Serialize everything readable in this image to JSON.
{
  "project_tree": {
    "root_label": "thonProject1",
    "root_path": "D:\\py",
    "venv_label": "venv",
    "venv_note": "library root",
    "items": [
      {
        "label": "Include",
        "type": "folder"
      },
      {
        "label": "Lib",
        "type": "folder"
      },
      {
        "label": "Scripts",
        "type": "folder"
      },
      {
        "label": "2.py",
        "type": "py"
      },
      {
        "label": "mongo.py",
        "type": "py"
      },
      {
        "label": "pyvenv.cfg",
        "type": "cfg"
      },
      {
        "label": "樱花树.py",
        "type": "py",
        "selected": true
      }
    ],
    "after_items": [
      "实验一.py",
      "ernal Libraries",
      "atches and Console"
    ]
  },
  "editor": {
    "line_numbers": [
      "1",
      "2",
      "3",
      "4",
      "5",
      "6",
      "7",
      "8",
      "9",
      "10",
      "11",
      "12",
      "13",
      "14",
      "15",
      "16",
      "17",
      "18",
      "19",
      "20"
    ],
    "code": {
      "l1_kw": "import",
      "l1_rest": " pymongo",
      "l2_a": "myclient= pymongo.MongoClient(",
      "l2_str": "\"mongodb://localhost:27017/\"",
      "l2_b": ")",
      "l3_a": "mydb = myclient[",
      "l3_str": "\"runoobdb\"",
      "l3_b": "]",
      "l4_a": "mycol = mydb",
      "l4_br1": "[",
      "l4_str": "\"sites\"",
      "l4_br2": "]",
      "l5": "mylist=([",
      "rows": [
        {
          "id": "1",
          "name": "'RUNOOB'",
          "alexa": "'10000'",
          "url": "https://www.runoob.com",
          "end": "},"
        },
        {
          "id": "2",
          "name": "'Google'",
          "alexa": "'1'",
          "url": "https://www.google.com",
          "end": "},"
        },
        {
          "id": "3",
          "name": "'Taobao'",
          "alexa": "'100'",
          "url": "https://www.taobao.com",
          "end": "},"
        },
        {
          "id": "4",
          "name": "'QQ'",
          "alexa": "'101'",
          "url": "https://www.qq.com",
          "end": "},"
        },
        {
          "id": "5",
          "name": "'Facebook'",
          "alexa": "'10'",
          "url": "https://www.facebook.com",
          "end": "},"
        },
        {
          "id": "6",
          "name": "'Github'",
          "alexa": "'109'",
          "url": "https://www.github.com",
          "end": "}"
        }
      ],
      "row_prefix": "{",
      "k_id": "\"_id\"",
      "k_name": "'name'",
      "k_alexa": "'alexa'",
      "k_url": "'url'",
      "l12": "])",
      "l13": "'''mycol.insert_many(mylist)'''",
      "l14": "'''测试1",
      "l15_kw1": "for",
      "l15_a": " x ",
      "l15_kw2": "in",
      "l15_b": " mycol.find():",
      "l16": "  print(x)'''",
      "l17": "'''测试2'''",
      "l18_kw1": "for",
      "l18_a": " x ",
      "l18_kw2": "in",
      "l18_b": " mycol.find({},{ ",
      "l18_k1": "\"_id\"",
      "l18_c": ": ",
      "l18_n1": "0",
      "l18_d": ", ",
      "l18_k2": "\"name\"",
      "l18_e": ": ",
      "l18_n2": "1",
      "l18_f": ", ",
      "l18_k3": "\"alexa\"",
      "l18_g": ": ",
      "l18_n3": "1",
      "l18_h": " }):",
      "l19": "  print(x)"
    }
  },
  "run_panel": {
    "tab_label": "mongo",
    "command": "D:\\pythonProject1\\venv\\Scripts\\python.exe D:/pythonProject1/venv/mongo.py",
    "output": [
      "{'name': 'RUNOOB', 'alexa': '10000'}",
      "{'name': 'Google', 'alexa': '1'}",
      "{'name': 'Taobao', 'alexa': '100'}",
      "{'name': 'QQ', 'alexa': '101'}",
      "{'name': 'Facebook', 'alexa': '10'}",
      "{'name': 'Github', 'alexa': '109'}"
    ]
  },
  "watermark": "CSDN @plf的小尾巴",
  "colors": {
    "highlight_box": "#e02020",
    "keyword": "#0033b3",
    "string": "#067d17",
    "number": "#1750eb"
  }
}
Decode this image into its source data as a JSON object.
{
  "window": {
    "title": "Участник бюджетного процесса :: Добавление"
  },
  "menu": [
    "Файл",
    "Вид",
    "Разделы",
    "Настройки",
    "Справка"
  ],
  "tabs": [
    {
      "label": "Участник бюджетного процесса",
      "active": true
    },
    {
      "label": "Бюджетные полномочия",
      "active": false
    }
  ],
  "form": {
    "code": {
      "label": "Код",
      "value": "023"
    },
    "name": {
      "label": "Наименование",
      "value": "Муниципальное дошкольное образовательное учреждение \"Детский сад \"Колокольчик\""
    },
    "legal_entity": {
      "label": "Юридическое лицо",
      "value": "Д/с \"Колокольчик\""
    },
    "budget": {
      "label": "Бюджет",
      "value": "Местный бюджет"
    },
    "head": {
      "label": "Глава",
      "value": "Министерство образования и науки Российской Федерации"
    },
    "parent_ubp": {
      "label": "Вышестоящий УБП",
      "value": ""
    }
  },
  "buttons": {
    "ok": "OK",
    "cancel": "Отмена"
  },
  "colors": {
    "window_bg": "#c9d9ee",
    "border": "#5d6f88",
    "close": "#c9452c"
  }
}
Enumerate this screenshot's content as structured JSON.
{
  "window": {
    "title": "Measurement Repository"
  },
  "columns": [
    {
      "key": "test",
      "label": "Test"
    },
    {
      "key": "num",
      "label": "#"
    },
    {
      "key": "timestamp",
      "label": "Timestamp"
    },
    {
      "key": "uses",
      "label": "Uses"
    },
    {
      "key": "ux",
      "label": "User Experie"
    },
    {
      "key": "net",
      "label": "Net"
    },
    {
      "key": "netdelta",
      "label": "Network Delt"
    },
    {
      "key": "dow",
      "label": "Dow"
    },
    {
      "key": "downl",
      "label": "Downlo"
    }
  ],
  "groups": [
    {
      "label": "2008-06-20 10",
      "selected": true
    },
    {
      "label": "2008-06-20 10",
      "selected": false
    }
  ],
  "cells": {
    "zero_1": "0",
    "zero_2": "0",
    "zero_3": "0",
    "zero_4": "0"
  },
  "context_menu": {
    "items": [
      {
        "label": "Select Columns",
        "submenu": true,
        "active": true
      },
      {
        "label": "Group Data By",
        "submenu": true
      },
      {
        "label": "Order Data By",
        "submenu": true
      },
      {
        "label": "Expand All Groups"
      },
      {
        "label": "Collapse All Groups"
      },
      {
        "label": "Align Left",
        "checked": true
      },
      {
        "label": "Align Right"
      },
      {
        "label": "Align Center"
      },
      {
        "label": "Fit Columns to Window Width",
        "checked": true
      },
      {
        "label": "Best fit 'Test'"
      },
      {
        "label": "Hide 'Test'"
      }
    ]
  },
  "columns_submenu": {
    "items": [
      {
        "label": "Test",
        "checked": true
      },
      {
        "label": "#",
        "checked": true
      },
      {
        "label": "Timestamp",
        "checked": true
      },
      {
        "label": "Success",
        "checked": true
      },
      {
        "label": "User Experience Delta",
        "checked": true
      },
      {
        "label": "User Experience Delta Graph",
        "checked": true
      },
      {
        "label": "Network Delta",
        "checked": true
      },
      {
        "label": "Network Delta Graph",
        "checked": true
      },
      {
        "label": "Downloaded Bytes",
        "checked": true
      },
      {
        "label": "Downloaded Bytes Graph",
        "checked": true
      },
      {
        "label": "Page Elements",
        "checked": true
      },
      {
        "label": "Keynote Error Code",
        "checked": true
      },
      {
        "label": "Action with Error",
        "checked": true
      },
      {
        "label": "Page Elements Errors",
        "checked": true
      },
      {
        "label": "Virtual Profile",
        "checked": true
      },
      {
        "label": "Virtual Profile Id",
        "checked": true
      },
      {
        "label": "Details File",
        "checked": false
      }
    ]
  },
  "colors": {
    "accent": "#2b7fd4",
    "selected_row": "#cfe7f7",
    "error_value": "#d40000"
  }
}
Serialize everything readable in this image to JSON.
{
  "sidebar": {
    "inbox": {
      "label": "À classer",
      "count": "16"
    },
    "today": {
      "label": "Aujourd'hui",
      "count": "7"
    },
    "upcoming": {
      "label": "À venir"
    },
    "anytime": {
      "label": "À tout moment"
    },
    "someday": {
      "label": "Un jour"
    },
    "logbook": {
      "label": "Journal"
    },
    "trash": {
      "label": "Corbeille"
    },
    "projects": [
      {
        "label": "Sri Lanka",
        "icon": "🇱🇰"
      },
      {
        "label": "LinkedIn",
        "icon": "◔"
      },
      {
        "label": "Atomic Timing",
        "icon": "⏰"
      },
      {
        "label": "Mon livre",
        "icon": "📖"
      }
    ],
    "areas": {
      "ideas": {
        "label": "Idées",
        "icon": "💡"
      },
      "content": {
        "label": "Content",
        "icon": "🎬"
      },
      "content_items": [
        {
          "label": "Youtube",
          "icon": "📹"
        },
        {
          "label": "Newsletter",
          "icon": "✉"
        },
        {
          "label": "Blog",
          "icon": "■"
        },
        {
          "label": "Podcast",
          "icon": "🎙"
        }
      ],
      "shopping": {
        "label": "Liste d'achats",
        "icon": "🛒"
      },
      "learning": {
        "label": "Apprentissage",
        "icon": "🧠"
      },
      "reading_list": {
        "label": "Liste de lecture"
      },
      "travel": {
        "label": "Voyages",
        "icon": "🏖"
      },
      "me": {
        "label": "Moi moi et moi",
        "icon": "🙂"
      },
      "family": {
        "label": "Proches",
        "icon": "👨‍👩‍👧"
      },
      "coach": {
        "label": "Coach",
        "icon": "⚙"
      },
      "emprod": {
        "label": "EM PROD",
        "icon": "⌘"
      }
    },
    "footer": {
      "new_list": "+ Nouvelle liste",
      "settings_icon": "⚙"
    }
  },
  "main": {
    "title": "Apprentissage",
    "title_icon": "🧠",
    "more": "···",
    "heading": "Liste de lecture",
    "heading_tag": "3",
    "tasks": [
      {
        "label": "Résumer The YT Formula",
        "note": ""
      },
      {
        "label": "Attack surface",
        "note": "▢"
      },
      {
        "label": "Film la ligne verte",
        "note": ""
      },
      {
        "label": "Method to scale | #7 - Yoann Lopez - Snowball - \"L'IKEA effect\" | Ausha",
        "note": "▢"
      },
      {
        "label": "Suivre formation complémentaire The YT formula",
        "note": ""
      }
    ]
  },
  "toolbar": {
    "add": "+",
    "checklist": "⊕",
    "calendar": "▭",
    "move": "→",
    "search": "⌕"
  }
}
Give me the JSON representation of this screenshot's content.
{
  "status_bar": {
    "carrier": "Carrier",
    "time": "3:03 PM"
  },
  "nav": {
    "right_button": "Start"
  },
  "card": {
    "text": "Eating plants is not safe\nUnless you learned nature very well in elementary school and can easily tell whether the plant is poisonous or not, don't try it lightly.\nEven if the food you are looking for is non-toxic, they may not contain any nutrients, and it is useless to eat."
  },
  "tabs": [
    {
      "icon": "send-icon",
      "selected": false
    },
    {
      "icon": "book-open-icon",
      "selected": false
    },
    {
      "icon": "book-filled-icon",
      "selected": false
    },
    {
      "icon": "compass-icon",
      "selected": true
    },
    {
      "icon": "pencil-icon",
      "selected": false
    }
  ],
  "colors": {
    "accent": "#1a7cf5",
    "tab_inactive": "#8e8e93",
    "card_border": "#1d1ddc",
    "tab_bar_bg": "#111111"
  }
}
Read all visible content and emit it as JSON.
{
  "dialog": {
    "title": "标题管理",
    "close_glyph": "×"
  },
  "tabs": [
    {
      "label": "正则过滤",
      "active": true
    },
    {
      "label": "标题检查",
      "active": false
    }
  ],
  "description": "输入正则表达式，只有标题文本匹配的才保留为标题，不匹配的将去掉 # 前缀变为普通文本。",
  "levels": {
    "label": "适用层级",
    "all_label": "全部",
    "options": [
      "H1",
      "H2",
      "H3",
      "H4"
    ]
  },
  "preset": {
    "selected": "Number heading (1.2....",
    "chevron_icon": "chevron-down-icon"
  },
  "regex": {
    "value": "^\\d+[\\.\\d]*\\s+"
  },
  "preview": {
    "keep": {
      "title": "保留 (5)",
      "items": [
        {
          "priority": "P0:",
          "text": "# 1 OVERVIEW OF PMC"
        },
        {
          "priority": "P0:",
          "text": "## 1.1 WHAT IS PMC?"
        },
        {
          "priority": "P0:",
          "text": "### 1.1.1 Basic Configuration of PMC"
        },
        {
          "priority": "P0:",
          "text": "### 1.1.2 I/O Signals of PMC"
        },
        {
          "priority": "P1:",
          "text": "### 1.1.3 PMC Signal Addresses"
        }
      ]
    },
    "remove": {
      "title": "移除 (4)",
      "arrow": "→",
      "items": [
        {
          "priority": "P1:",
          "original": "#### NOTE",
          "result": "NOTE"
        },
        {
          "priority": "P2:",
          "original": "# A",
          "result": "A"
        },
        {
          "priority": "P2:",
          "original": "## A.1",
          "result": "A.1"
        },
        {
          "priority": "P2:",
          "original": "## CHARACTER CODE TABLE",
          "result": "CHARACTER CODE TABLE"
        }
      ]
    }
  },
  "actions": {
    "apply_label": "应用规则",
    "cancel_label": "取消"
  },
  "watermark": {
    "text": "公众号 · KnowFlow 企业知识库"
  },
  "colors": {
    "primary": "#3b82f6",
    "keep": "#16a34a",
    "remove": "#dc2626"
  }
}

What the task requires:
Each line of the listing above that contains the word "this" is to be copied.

Written solution:
Serialize everything readable in this image to JSON.
Decode this image into its source data as a JSON object.
Enumerate this screenshot's content as structured JSON.
Serialize everything readable in this image to JSON.
Give me the JSON representation of this screenshot's content.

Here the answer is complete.